She was sad. She had come to the Psychiatry department, because she had been crying all week. Only she knew that till the last minute she was indecisive, whether or not to come in. But she came in. Waiting outside, she was reciting what all she had to say. So the psychiatrist called her in. "I'll be with you in a moment, please sit", said he. He gave her a minute to relax, for he too knows how stressful and difficult it is, to seek help. I couldn't help but wonder, what goes on in there? In her small, yet very fast brain? And then he said, "how may i help you?" "Hmm", said she, as it was such an open ended question for her to even know where to start from. She ended up sighing. "What brings you here?" She was shivering, trembling. He then asked, "do you feel comfortable speaking about your experiences?" "Yes", said she, as she needed to tell the context for him to understand her mood. You could see how scared she was, to open up about her deepest secrets. She opened up. Hardly, but at least she did. He was very considerate of her. There wasn't any good way to convey that she'd been missing her friends who'd committed suicide. Specifically the one to whom she was attracted to, but never said anything. Stuttering, she said, "I've been feeling very low lately." She had been isolating herself from everyone for the past month now. She'd also stopped talking to her parents properly. She was crying everyday. She'd stopped eating properly. She had so many aches and pains, but she concealed it so perfectly. She had lost interest in almost everything. The only thing she was interested in, was constantly criticising her existence. No one knew, she was jealous of him to be able to end his pain. She finally understood what he felt before he hanged himself. The psychiatrist was very straightforward, which she liked. At least, he was very open about it. He was communicative. Well, he had to ask. He asked her, "do you think about death often?" She was like, "umm, no?" But her mind was all YES. She had been going through existential crises all week. How she'd hoped that she would answer 100% truthfully. She had the classic signs of depression, but she hid it. So he took out his copy of the DSM 5. And she thought, ah, you're gonna go all SIGECAPS on me. He opened the page of depressive disorders. Went on to major depressive disorder, page 160. He laid out the book in front of her, and waited for three seconds. He probably was trying to figure out if she wanted to read it herself or would he read it for her. She kept quiet. He started reading. Although she answered "no" and "maybe" to many questions, what she felt was entirely different. Only she knew what she felt. It was a yes to all the questions in her mind. Only if she'd told the truth.. He said, "it's borderline depression. Would you consider an antidepressant?" Her reply, "No." Yes, she was depressed. And yes, she already knew that. And yes, she was trying to seek help, but her mind kept telling her to abort mission. She didn't mean to lie or conceal information, but she just didn't feel like sharing all her emotions. How could she explain? What goes on in her mind was how she didn't want to end up dosed with sedatives. How could she explain that she'd been wanting to hurt herself like she did 3 years back? How could she explain that there was a moment, an hour last week when she was wanting to not live? She was scared. She wanted to go home to her mother. So she gave biased answers. She knew she required medication, but her denial, always gets her into trouble. How could she not think about helping herself? He didn't prescribe her medication, so 'relieved' was she. "I would like to refer you to a psychologist", said he. Her instant reply - "NO". (Obviously). Both knew, she had trust issues. But how stubborn, to not try trusting a psychologist for psychotherapy? "You'll feel better", said she to herself. But her mind, her very anxious and rationalising mind, said "NO". After all, she got through last time. So can she, now. She definitely had the willpower. She definitely was strong enough to handle all the crap that life had been throwing at her. She did feel better, even though it was a brief meeting. He'd laid out her mind for her. She did get her writing skills back. So she ended up writing this piece, to let everyone know, they aren't alone. Many suffer, but they conceal it so perfectly. Some decide to seek help, others are dragged to the psychiatrist by their relatives. At least, we all stay alive.

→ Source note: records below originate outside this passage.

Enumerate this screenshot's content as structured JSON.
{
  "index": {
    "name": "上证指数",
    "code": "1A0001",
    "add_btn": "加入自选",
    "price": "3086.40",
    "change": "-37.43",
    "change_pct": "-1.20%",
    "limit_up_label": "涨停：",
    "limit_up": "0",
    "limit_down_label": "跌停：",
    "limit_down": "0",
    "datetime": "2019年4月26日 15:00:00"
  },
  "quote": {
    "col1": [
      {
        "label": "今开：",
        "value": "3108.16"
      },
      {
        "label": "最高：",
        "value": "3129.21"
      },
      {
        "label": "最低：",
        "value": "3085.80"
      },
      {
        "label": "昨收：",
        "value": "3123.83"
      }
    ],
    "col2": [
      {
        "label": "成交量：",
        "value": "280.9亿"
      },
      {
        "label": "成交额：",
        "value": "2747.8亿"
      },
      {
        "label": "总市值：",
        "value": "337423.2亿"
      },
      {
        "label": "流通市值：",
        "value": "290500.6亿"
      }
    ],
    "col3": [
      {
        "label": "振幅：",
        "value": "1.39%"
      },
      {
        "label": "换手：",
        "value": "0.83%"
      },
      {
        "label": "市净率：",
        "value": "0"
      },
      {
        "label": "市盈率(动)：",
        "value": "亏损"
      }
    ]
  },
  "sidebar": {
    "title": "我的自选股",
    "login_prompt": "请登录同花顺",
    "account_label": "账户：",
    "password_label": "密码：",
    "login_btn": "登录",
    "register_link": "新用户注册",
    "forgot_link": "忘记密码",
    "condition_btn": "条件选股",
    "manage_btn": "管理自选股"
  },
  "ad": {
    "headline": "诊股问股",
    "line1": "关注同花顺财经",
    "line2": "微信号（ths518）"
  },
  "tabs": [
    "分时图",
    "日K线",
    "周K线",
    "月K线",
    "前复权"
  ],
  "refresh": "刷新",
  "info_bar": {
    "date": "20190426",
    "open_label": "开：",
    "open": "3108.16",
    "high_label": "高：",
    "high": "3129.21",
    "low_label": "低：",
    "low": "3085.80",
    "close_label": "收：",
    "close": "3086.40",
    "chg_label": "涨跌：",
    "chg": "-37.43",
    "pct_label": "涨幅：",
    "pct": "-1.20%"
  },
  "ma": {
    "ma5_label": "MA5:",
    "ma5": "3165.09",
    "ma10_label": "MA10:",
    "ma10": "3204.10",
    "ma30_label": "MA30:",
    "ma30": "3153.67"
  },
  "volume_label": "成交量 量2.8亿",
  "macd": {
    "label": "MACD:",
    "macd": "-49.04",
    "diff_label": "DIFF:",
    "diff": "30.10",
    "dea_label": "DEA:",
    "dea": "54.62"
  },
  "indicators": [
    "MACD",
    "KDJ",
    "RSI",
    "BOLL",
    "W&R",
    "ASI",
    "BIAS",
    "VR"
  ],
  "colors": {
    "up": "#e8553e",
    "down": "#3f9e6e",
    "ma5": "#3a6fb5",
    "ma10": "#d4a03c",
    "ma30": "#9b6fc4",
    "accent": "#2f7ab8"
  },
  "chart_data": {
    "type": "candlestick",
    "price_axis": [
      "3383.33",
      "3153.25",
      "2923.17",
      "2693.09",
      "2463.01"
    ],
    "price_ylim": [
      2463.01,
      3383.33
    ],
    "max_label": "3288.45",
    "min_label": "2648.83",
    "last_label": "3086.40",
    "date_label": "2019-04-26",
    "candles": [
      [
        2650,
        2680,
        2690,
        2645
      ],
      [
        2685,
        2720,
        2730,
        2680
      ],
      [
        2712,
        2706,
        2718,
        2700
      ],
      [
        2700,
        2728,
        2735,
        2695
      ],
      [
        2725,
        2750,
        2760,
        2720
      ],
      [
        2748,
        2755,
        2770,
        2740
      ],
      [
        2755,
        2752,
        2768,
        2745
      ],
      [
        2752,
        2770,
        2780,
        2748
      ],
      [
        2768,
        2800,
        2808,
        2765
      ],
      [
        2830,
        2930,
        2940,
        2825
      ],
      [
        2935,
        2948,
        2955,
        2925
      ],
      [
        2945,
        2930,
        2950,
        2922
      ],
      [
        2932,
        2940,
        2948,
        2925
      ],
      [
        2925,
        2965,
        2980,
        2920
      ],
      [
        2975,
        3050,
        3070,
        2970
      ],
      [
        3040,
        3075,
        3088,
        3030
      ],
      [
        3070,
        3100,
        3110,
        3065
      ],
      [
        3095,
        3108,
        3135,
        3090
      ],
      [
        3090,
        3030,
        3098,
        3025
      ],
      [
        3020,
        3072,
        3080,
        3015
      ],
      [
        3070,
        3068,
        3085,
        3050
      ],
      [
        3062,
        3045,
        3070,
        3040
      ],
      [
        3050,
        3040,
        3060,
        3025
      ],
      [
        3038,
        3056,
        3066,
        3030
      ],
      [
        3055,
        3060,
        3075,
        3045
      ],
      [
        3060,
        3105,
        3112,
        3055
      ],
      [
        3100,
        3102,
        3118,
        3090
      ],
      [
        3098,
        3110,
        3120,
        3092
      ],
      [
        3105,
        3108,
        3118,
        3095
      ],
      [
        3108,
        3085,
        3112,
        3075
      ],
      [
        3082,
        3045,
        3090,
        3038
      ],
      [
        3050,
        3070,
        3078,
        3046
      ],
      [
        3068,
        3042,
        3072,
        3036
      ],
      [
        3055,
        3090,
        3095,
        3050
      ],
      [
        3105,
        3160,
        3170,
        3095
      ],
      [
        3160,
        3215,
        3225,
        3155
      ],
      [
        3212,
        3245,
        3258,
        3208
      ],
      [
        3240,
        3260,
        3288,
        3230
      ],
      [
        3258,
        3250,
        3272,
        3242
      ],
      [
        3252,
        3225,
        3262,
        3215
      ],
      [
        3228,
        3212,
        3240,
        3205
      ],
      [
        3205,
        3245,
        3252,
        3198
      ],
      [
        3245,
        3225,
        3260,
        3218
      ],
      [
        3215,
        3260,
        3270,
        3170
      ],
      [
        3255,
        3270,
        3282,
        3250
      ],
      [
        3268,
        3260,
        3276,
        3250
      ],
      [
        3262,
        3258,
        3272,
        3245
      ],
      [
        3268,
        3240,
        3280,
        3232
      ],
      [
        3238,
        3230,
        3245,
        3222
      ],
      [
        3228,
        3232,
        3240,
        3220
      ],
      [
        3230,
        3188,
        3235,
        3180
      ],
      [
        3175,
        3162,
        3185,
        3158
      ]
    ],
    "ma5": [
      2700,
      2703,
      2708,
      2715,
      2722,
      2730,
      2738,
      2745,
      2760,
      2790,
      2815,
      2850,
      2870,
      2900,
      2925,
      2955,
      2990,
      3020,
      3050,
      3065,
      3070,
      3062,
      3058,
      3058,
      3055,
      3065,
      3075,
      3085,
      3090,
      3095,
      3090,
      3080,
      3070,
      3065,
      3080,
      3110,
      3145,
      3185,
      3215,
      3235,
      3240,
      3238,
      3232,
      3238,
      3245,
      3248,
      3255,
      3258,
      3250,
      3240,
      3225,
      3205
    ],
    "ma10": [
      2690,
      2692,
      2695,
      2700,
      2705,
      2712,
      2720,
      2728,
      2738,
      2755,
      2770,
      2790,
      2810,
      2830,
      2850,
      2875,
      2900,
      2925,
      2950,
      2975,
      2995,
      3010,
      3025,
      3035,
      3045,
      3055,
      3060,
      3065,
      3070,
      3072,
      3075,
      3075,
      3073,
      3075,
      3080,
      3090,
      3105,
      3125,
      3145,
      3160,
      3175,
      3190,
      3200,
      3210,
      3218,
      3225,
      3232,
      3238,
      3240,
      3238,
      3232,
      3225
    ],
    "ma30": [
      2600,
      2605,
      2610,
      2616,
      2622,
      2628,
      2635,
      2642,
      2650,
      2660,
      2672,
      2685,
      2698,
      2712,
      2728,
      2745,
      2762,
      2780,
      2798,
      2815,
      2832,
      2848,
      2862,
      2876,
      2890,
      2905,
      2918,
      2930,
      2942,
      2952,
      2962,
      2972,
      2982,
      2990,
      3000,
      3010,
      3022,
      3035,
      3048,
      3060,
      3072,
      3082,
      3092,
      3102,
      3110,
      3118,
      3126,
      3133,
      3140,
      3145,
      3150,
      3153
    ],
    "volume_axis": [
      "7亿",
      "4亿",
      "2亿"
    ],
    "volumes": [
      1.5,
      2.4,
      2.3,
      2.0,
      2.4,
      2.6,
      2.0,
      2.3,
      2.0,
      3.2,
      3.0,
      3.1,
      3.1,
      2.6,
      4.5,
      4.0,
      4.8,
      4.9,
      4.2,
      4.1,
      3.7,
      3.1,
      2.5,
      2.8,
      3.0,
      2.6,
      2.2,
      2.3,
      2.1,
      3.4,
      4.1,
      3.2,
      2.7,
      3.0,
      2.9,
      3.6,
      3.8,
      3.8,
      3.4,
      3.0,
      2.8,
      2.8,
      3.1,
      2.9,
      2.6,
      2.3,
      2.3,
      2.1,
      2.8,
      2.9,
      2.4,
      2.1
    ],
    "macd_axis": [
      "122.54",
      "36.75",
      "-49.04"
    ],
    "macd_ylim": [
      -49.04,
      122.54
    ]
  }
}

It's worth cherishing, that the stigma towards mental illness has started to reduce and people are being very open minded. It's worth appreciating the people who go through so much, yet, they are standing, ready to deal with more crap.
She finally decided that next time when she goes to consult with him, she'd tell him everything that she'd written in her little diary, and read out this piece. She decided to be truthful, and help herself.
I can't help but wonder, why can't mental illness be like any other illness? Where, when you are unwell, your loved ones bring you flowers, chocolates and hugs, and tell you that they love you no matter what? Instead, what really is there, is tears, messy bedsheets and a bunch of other stuff that no one really talks about.